▶ _EXERCISE DESCRIPTION_
In full and without alteration, output each record given here.

▶ _SOURCE DATA_

────────

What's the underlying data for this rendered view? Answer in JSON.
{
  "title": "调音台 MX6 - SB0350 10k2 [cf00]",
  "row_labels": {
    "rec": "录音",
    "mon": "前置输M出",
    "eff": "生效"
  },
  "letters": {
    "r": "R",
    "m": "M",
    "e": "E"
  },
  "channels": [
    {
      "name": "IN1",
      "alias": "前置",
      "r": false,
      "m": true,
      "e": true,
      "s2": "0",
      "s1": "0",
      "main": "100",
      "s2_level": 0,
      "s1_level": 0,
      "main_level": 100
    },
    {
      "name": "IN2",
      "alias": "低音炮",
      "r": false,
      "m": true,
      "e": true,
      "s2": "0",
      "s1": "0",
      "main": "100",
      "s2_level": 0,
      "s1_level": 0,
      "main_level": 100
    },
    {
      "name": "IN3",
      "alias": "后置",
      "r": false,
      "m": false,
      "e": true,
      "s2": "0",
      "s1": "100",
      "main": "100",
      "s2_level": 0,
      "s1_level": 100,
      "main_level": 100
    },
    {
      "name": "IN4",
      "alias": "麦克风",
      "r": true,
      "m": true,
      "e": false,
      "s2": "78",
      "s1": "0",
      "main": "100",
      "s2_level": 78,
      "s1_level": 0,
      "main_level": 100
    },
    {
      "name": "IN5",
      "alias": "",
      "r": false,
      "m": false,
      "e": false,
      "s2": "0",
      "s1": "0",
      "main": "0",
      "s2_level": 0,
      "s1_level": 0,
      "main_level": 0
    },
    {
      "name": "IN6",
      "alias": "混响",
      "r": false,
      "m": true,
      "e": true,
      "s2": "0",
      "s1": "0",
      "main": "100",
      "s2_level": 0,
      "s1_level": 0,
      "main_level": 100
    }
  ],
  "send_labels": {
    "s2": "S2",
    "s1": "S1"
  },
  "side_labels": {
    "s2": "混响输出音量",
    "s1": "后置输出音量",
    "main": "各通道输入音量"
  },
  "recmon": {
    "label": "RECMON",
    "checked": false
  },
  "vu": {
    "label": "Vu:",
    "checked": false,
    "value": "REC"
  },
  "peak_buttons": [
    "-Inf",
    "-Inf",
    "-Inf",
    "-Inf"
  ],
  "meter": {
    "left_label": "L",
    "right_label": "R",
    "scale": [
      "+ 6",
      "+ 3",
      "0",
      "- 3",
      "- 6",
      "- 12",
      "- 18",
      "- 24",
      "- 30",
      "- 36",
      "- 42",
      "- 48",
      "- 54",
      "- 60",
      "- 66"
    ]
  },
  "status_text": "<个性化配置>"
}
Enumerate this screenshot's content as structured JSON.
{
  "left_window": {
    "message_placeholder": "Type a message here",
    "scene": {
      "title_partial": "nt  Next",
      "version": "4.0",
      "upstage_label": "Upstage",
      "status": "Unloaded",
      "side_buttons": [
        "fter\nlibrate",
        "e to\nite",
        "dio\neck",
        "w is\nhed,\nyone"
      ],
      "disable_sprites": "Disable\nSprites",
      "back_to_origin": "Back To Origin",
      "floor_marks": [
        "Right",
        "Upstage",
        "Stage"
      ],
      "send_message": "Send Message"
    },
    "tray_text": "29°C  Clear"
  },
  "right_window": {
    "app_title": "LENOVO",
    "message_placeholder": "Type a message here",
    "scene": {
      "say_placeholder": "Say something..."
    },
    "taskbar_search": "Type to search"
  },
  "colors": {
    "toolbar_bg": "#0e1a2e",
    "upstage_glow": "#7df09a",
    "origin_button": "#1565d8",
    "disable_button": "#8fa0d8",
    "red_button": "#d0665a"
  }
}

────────

▶ _WRITTEN REPLY_
What's the underlying data for this rendered view? Answer in JSON.
{
  "title": "调音台 MX6 - SB0350 10k2 [cf00]",
  "row_labels": {
    "rec": "录音",
    "mon": "前置输M出",
    "eff": "生效"
  },
  "letters": {
    "r": "R",
    "m": "M",
    "e": "E"
  },
  "channels": [
    {
      "name": "IN1",
      "alias": "前置",
      "r": false,
      "m": true,
      "e": true,
      "s2": "0",
      "s1": "0",
      "main": "100",
      "s2_level": 0,
      "s1_level": 0,
      "main_level": 100
    },
    {
      "name": "IN2",
      "alias": "低音炮",
      "r": false,
      "m": true,
      "e": true,
      "s2": "0",
      "s1": "0",
      "main": "100",
      "s2_level": 0,
      "s1_level": 0,
      "main_level": 100
    },
    {
      "name": "IN3",
      "alias": "后置",
      "r": false,
      "m": false,
      "e": true,
      "s2": "0",
      "s1": "100",
      "main": "100",
      "s2_level": 0,
      "s1_level": 100,
      "main_level": 100
    },
    {
      "name": "IN4",
      "alias": "麦克风",
      "r": true,
      "m": true,
      "e": false,
      "s2": "78",
      "s1": "0",
      "main": "100",
      "s2_level": 78,
      "s1_level": 0,
      "main_level": 100
    },
    {
      "name": "IN5",
      "alias": "",
      "r": false,
      "m": false,
      "e": false,
      "s2": "0",
      "s1": "0",
      "main": "0",
      "s2_level": 0,
      "s1_level": 0,
      "main_level": 0
    },
    {
      "name": "IN6",
      "alias": "混响",
      "r": false,
      "m": true,
      "e": true,
      "s2": "0",
      "s1": "0",
      "main": "100",
      "s2_level": 0,
      "s1_level": 0,
      "main_level": 100
    }
  ],
  "send_labels": {
    "s2": "S2",
    "s1": "S1"
  },
  "side_labels": {
    "s2": "混响输出音量",
    "s1": "后置输出音量",
    "main": "各通道输入音量"
  },
  "recmon": {
    "label": "RECMON",
    "checked": false
  },
  "vu": {
    "label": "Vu:",
    "checked": false,
    "value": "REC"
  },
  "peak_buttons": [
    "-Inf",
    "-Inf",
    "-Inf",
    "-Inf"
  ],
  "meter": {
    "left_label": "L",
    "right_label": "R",
    "scale": [
      "+ 6",
      "+ 3",
      "0",
      "- 3",
      "- 6",
      "- 12",
      "- 18",
      "- 24",
      "- 30",
      "- 36",
      "- 42",
      "- 48",
      "- 54",
      "- 60",
      "- 66"
    ]
  },
  "status_text": "<个性化配置>"
}
Enumerate this screenshot's content as structured JSON.
{
  "left_window": {
    "message_placeholder": "Type a message here",
    "scene": {
      "title_partial": "nt  Next",
      "version": "4.0",
      "upstage_label": "Upstage",
      "status": "Unloaded",
      "side_buttons": [
        "fter\nlibrate",
        "e to\nite",
        "dio\neck",
        "w is\nhed,\nyone"
      ],
      "disable_sprites": "Disable\nSprites",
      "back_to_origin": "Back To Origin",
      "floor_marks": [
        "Right",
        "Upstage",
        "Stage"
      ],
      "send_message": "Send Message"
    },
    "tray_text": "29°C  Clear"
  },
  "right_window": {
    "app_title": "LENOVO",
    "message_placeholder": "Type a message here",
    "scene": {
      "say_placeholder": "Say something..."
    },
    "taskbar_search": "Type to search"
  },
  "colors": {
    "toolbar_bg": "#0e1a2e",
    "upstage_glow": "#7df09a",
    "origin_button": "#1565d8",
    "disable_button": "#8fa0d8",
    "red_button": "#d0665a"
  }
}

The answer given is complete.